Recently, Bert joined 250 other enlisted and commissioned military medical professionals on a mission right here in our own country.  Alabama Care 2012 was one of several outreach missions executed to provide assistance to underserviced communities.  Supported by the Department of Defense, Alabama Care 2012 also served as an initiative designed to improve military readiness, bringing together members from the Navy, Army and Air Force. “It’s always interesting to see how we can all work together. We all brought a different tool box to the game,” says Bert.

Bert served for two weeks in Selma, Alabama. Teams there provided free medical, dental, pharmaceutical and ophthalmology services to over 30,000 men, women and children. “It was hugely humbling. Patients had tears in their eyes and were so appreciative of our service,” says Bert.  “It really reminded me of why I became a nurse in the first place,” he explains.

Alabama Care 2012 marks the first time some of the military professionals were exposed to working with different branches of the military.  “Working side by side with other military professionals was great training. Being able to help others together made us realize what we each do for our country and how we need to continue to work together,” says Bert.

Bert also received the chance to speak to local high school students about military healthcare careers. He says he is looking forward to his next assignment.  “I would absolutely love to do another mission. These type of missions need to continue to happen here in our own country.”

Signs that Your Loved One is in Need of Emergency Care

Medical emergencies can happen at any time and at any place. Although it can be difficult to be truly prepared for such an event, knowing the symptoms of a medical emergency and what to do if one occurs can allow you to help your loved ones get treatment faster. Below are some of the most common signs that your loved one may be in need of emergency medical care from a hospital in Denver.

Chest pain: Chest pain or tightness that lasts more than a few minutes, or that subsides and comes back, can be a sign of a heart attack. Other heart attack warning signs include sweating, shortness of breath, feelings of anxiety and nausea. Without immediate treatment, a heart attack can lead to permanent disability or death.
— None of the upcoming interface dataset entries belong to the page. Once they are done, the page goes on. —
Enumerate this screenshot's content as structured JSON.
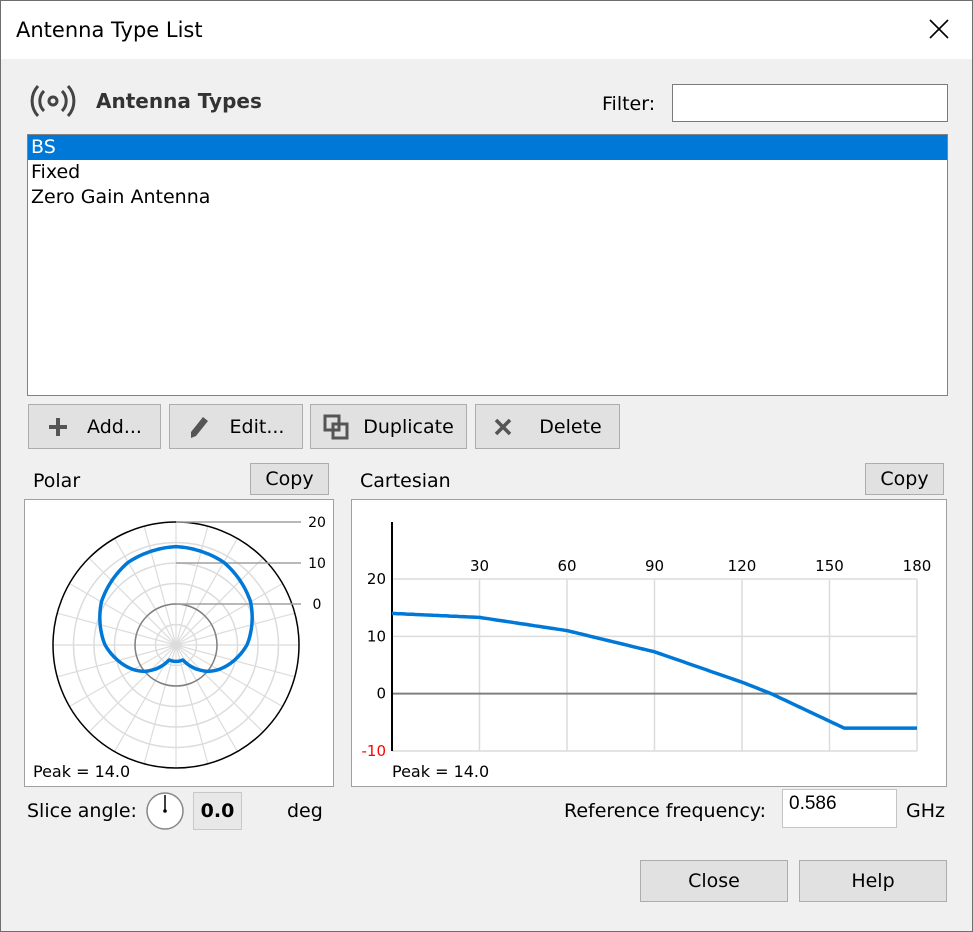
{
  "window": {
    "title": "Antenna Type List",
    "close_icon": "close-x-icon"
  },
  "header": {
    "icon": "antenna-broadcast-icon",
    "heading": "Antenna Types",
    "filter_label": "Filter:",
    "filter_value": ""
  },
  "list": {
    "items": [
      {
        "label": "BS",
        "selected": true
      },
      {
        "label": "Fixed",
        "selected": false
      },
      {
        "label": "Zero Gain Antenna",
        "selected": false
      }
    ]
  },
  "actions": {
    "add": {
      "label": "Add...",
      "icon": "plus-icon"
    },
    "edit": {
      "label": "Edit...",
      "icon": "pencil-icon"
    },
    "duplicate": {
      "label": "Duplicate",
      "icon": "duplicate-icon"
    },
    "delete": {
      "label": "Delete",
      "icon": "x-delete-icon"
    }
  },
  "polar": {
    "label": "Polar",
    "copy_label": "Copy",
    "peak_text": "Peak = 14.0"
  },
  "cartesian": {
    "label": "Cartesian",
    "copy_label": "Copy",
    "peak_text": "Peak = 14.0"
  },
  "slice": {
    "label": "Slice angle:",
    "value": "0.0",
    "unit": "deg"
  },
  "reference": {
    "label": "Reference frequency:",
    "value": "0.586",
    "unit": "GHz"
  },
  "footer": {
    "close_label": "Close",
    "help_label": "Help"
  },
  "colors": {
    "accent": "#0078d7",
    "negative_tick": "#ff0000"
  },
  "chart_data": [
    {
      "type": "line",
      "name": "polar",
      "title": "Polar",
      "radial_ticks": [
        0,
        10,
        20
      ],
      "radial_range": [
        -10,
        20
      ],
      "annotation": "Peak = 14.0",
      "x": [
        0,
        30,
        60,
        90,
        120,
        130,
        155,
        180
      ],
      "values": [
        14.0,
        13.3,
        11.0,
        7.3,
        2.0,
        0.0,
        -6.0,
        -6.0
      ]
    },
    {
      "type": "line",
      "name": "cartesian",
      "title": "Cartesian",
      "xlabel": "",
      "ylabel": "",
      "x_ticks": [
        30,
        60,
        90,
        120,
        150,
        180
      ],
      "y_ticks": [
        -10,
        0,
        10,
        20
      ],
      "xlim": [
        0,
        180
      ],
      "ylim": [
        -10,
        20
      ],
      "grid": true,
      "annotation": "Peak = 14.0",
      "x": [
        0,
        30,
        60,
        90,
        120,
        130,
        155,
        180
      ],
      "values": [
        14.0,
        13.3,
        11.0,
        7.3,
        2.0,
        0.0,
        -6.0,
        -6.0
      ]
    }
  ]
}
Weakness on one side of the body: Sudden weakness or numbness on one side of the face and body, especially when accompanied by difficulty speaking, visual changes or a severe headache, is a warning sign of stroke. These symptoms indicate that immediate emergency medical care is required.

Severe bleeding: Even when caused by a small cut, severe bleeding can be a problem. Bleeding that does not cease with continued pressure should be treated by medical professionals immediately to avoid dangerous levels of blood loss and shock.

Head trauma: Injuries to the head can lead to dangerous bleeding in the brain tissue or in the membranous layers that protect the brain. Even if a person seems alert after head trauma, medical care is recommended.

“If you are critically ill or injured, the best way to get to the ER is via the EMS system. Because of the ability of EMS personnel to provide advance hospital notification and activate specialty services, such as the cardiac cath lab, patients with heart attacks and strokes who arrive via EMS actually have shorter times to treatment, and in the case of stroke, are more likely to be eligible for treatment. Patients often underestimate serious symptoms. If you or a loved one have symptoms of a possible stroke or heart attack, call 911,” says Dylan Luyten MD FACEP, Swedish EMS Medical Director.

Knowing where to go when a medical emergency occurs can help you get treatment faster when you need it most. When making your emergency plans, consider Swedish Medical Center as your hospital of choice. Our 24-hour emergency services department is designated as a Level 1 Trauma Center and is prepared to treat even the most complicated of medical issues. We are ready to treat patients of all ages and have both adult and pediatric board-certified emergency professionals on staff. Call us today at (303) 788-5000 to learn more about our services.